From the sea, St Helena looks like a fortress with huge, sheer cliffs completely encircling the land mass.  Only in three places can you drive a car to the coast.  From the deck of the RMS we were facing two of these right now.  To my left was Rupert’s Bay, where the oil supply for the island would be transhipped, and the tuna from the fishermen of St Helena exported.  To the right was Jamestown where most of the rest of the cargo of the island was offloaded and, of course, us.


Jamestown from the RMS

Even Jamestown looks like a fortress.  Apart from the wharf, a small swimming pool and a tiny park, the rest of the town is hidden up the valley behind a strong white castle wall.  I could just make out a cluster of handsome buildings and a sturdy church tower crammed into the valley.  But the most striking feature in front of us was a set of steps.  In the half light of an early morning they were lit by a string of lamps and reached from the town to the top of the cliff.  This is the longest set of single flight steps in the world and one of several key landmarks that I wanted to explore on the island – Jacob’s Ladder.


Early morning arrival

Disembarkment takes over an hour.  First the immigration officers come aboard and run through the passports in the main lounge.  Then the launch starts to ferry people back and forth.  Down onto the floating platform – leaving behind the comfort of the ship into the blustery turbulent environment of James Bay.  Then a helping hand on to the launch and the short journey to land.  The cliffs look impressive enough from the ship, they are overwhelming as you draw close.  Like in Ascension Island the ship cannot dock on the wharf, and has to stay about 1/2 kilometre offshore.  The promenade goes from end to end of the valley mouth, but the only truly deep enough, sheltered spot to bring the launch in close is at the far eastern end.  Sheltered is a relative term, as the little boat comes up close a rolling wave can easily push it close in to the overhanging cliffs.  With supreme skill they keep the launch as stationary as possible while the passengers swing over on ropes onto the hard.

I had some trepidation about coming ashore after three days at sea, and I was not disappointed.  The old sea legs had been quite easy to obtain on the RMS, but the land legs took about three days to find.  It was not so much the wobbliness of my limbs, but the disorientation at being on solid ground.  Particularly if I lowered my head to look at the ground, the earth would come up to meet me.  There was a low throbbing in my head which seemed to echo the lost noise of the ship’s engines.

A small white bus sat next to the ropes and carried the frail and infirm along the wharf.  Most of us elected to walk, dodging the port staff starting the process of bring ashore the containers.  One large crane was already in position hanging over the sea wall in readiness for the barge.

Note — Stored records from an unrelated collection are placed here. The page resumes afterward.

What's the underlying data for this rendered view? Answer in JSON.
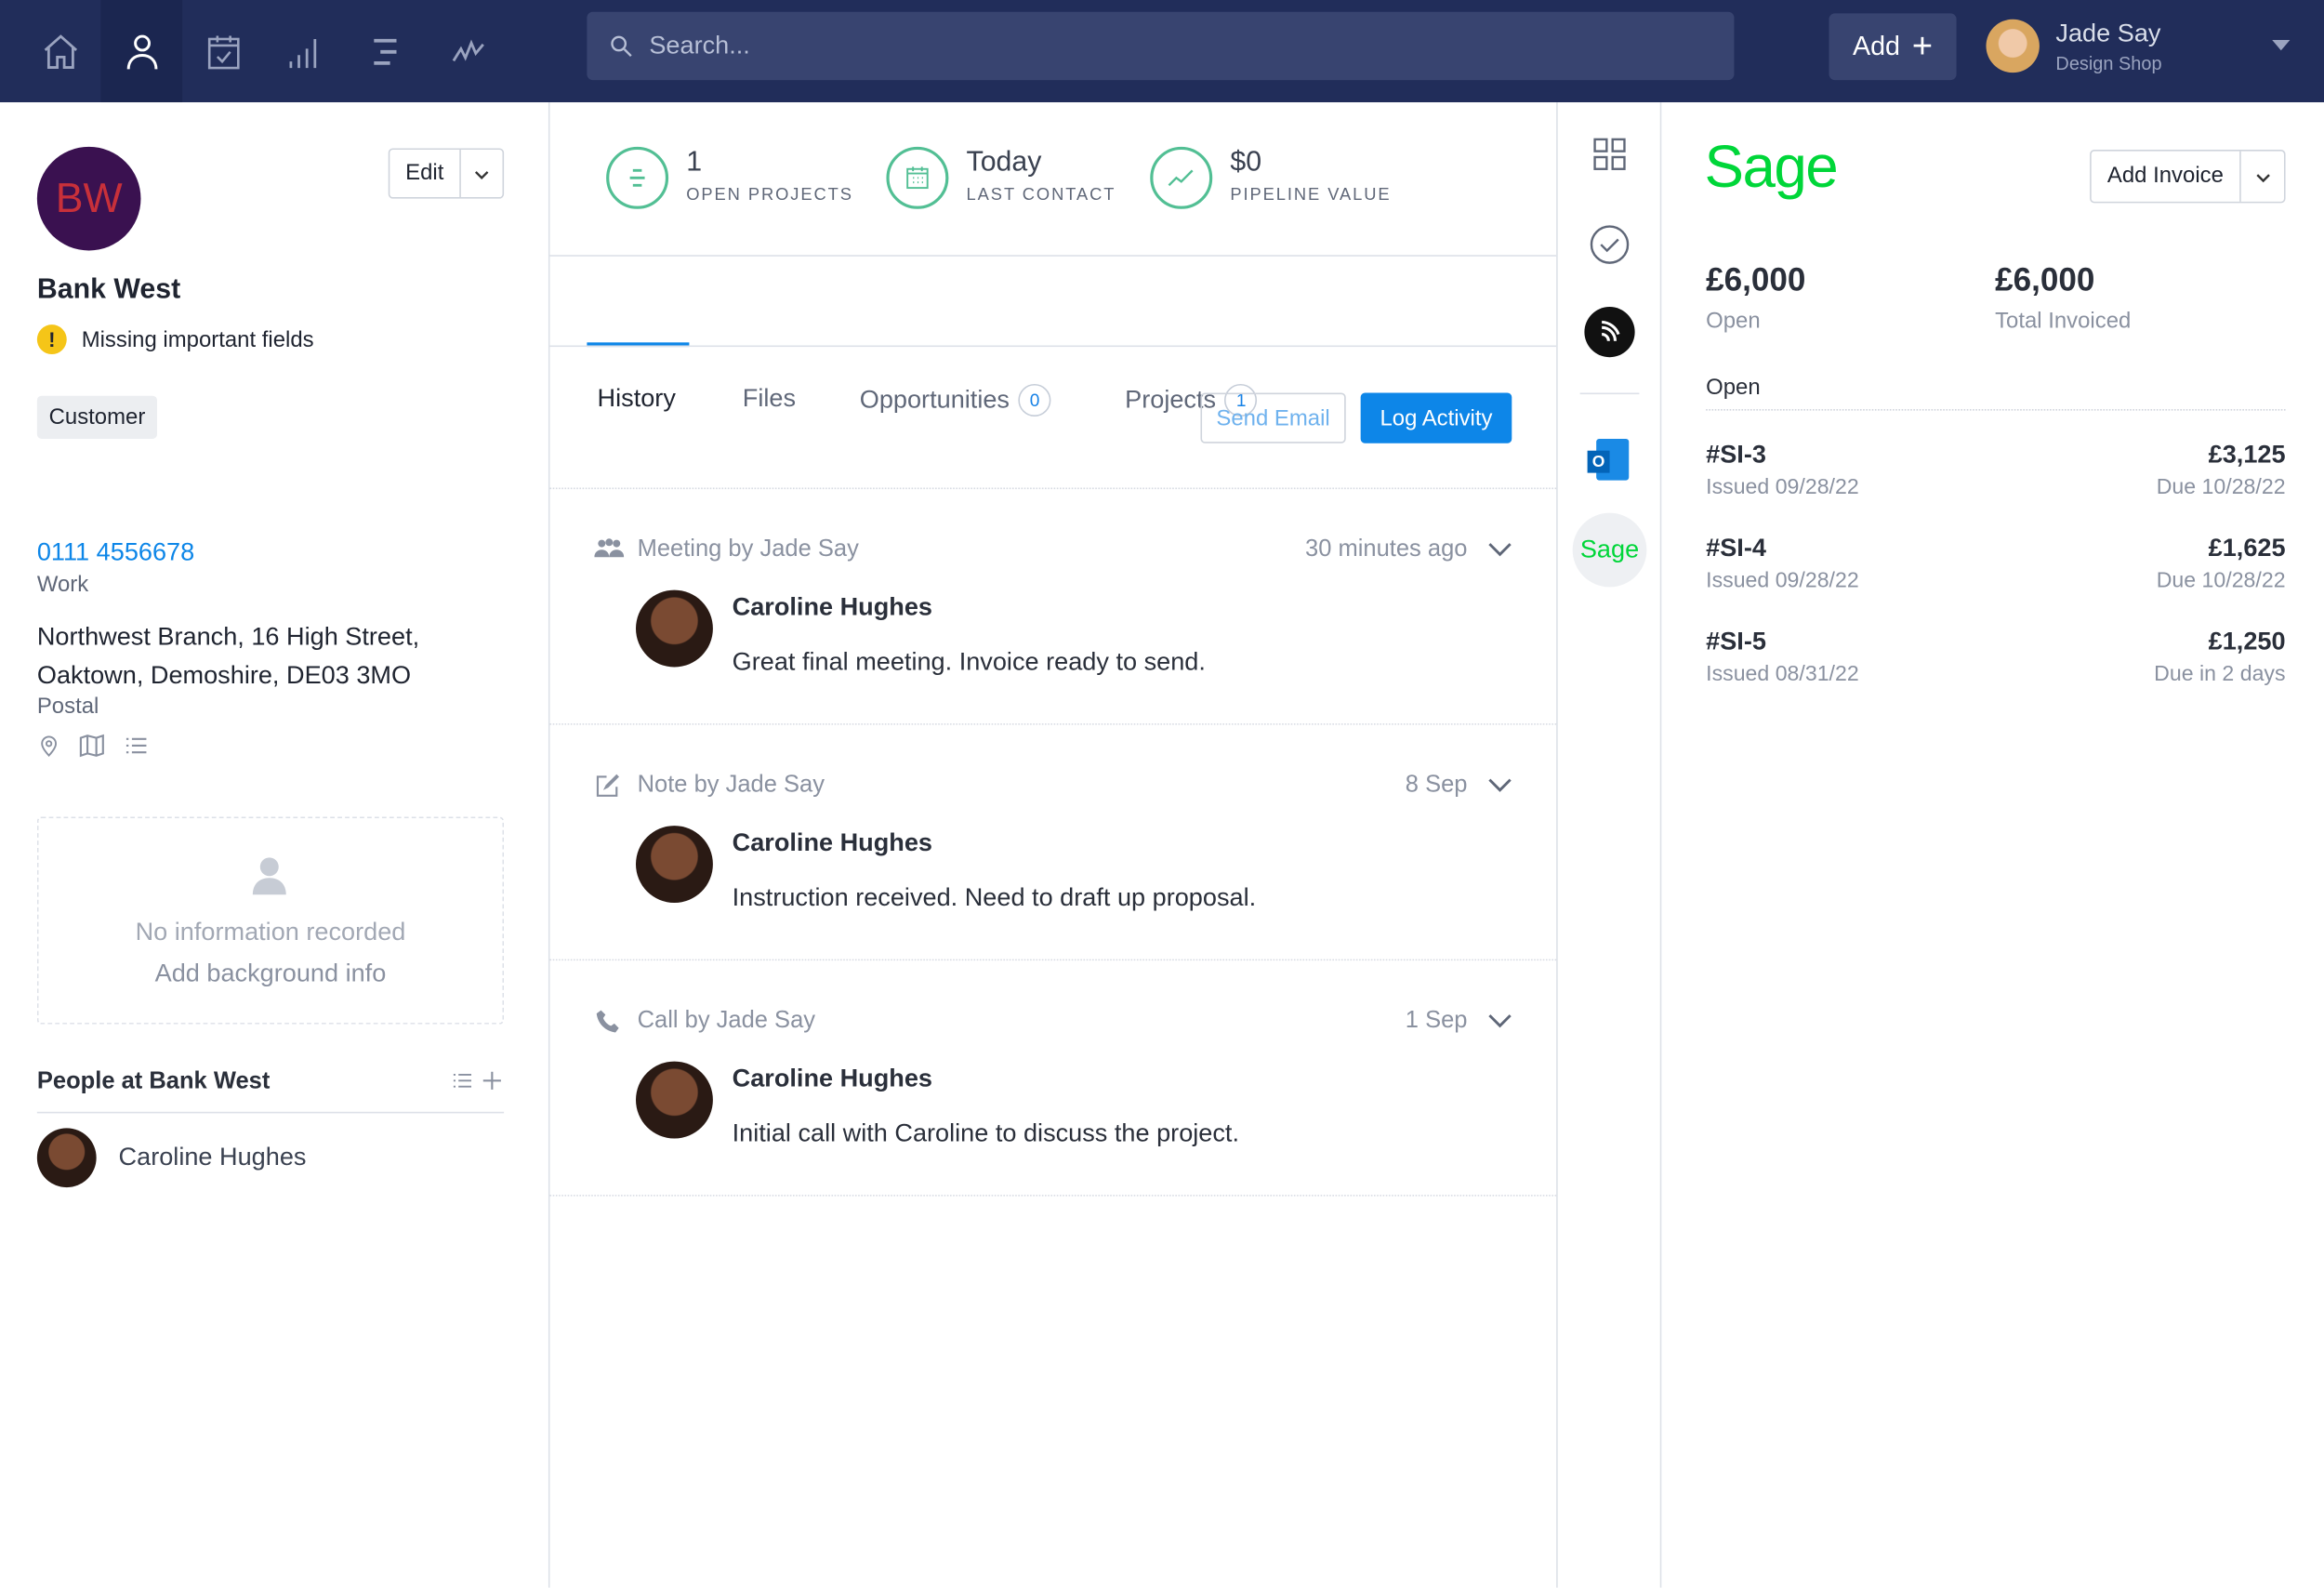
{
  "nav": {
    "icons": [
      "home-icon",
      "person-icon",
      "calendar-check-icon",
      "bar-chart-icon",
      "list-icon",
      "activity-icon"
    ],
    "search_placeholder": "Search...",
    "add_label": "Add",
    "user": {
      "name": "Jade Say",
      "company": "Design Shop"
    }
  },
  "company": {
    "initials": "BW",
    "name": "Bank West",
    "edit_label": "Edit",
    "warning": "Missing important fields",
    "tag": "Customer",
    "phone": "0111 4556678",
    "phone_type": "Work",
    "address_line1": "Northwest Branch, 16 High Street,",
    "address_line2": "Oaktown, Demoshire, DE03 3MO",
    "address_type": "Postal",
    "background_empty": "No information recorded",
    "background_add": "Add background info",
    "people_title": "People at Bank West",
    "people": [
      {
        "name": "Caroline Hughes"
      }
    ]
  },
  "stats": [
    {
      "value": "1",
      "label": "OPEN PROJECTS",
      "icon": "lines-icon"
    },
    {
      "value": "Today",
      "label": "LAST CONTACT",
      "icon": "calendar-icon"
    },
    {
      "value": "$0",
      "label": "PIPELINE VALUE",
      "icon": "trend-icon"
    }
  ],
  "tabs": [
    {
      "label": "History",
      "active": true
    },
    {
      "label": "Files"
    },
    {
      "label": "Opportunities",
      "count": "0"
    },
    {
      "label": "Projects",
      "count": "1"
    }
  ],
  "actions": {
    "send_email": "Send Email",
    "log_activity": "Log Activity"
  },
  "history": [
    {
      "type": "Meeting by Jade Say",
      "icon": "people-icon",
      "time": "30 minutes ago",
      "person": "Caroline Hughes",
      "text": "Great final meeting. Invoice ready to send."
    },
    {
      "type": "Note by Jade Say",
      "icon": "edit-icon",
      "time": "8 Sep",
      "person": "Caroline Hughes",
      "text": "Instruction received. Need to draft up proposal."
    },
    {
      "type": "Call by Jade Say",
      "icon": "phone-icon",
      "time": "1 Sep",
      "person": "Caroline Hughes",
      "text": "Initial call with Caroline to discuss the project."
    }
  ],
  "rail": {
    "sage_label": "Sage"
  },
  "sage": {
    "logo": "Sage",
    "add_invoice": "Add Invoice",
    "open_amount": "£6,000",
    "open_label": "Open",
    "total_amount": "£6,000",
    "total_label": "Total Invoiced",
    "section_title": "Open",
    "invoices": [
      {
        "id": "#SI-3",
        "issued": "Issued 09/28/22",
        "amount": "£3,125",
        "due": "Due 10/28/22"
      },
      {
        "id": "#SI-4",
        "issued": "Issued 09/28/22",
        "amount": "£1,625",
        "due": "Due 10/28/22"
      },
      {
        "id": "#SI-5",
        "issued": "Issued 08/31/22",
        "amount": "£1,250",
        "due": "Due in 2 days"
      }
    ]
  },
  "colors": {
    "nav": "#212d5a",
    "accent": "#0d86e8",
    "stat_green": "#52bf94",
    "sage_green": "#00d639",
    "avatar_bg": "#3a1150",
    "avatar_text": "#c8303a"
  }
}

We headed into an open shed where the hold cases had been already discharged.  But this first trip to St Helena was the only time that happened.  Once I arrived early evening and although it was dark we were allowed off.  Our hold baggage did not make it though and we had to make do with overnight bags before heading back down to the wharf the following afternoon to retrieve our bags.